=== Description of the task ===
Work out how many lines of the data hold the string "letter", and reply with that number alone.

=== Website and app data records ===
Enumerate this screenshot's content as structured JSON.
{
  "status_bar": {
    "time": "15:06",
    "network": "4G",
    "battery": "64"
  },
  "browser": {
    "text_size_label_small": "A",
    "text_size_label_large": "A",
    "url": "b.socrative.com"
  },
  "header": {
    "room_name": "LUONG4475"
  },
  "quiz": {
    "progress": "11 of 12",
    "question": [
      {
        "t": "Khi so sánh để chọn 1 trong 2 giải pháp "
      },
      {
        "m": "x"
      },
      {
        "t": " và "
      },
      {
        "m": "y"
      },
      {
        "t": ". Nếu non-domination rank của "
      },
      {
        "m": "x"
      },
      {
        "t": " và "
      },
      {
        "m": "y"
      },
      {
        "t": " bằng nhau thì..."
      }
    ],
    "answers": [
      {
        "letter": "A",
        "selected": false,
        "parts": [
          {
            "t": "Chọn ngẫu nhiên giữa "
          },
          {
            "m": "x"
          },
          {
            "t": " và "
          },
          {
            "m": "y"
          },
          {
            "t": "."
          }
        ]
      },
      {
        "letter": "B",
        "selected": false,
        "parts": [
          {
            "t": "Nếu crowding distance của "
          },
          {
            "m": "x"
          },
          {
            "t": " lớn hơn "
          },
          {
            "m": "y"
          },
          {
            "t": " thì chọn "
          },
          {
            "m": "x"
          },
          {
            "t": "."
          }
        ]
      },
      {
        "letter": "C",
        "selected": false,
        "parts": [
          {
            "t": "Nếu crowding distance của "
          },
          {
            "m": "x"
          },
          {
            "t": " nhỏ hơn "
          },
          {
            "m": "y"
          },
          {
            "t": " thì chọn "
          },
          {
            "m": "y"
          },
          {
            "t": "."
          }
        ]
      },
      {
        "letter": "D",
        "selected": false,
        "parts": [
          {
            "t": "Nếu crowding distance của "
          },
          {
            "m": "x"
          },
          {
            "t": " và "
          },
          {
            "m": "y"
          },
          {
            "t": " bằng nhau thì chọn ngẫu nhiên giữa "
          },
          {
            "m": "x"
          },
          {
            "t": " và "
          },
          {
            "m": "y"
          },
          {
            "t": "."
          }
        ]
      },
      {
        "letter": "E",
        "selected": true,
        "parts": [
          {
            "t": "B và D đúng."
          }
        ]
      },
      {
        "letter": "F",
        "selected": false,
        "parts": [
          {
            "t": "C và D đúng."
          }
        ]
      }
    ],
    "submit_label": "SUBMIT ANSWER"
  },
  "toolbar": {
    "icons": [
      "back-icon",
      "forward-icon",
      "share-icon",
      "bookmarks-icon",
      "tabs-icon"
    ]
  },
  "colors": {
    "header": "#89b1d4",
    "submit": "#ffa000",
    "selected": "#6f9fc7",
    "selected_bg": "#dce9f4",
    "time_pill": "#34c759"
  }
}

=== Solution to the exercise ===
6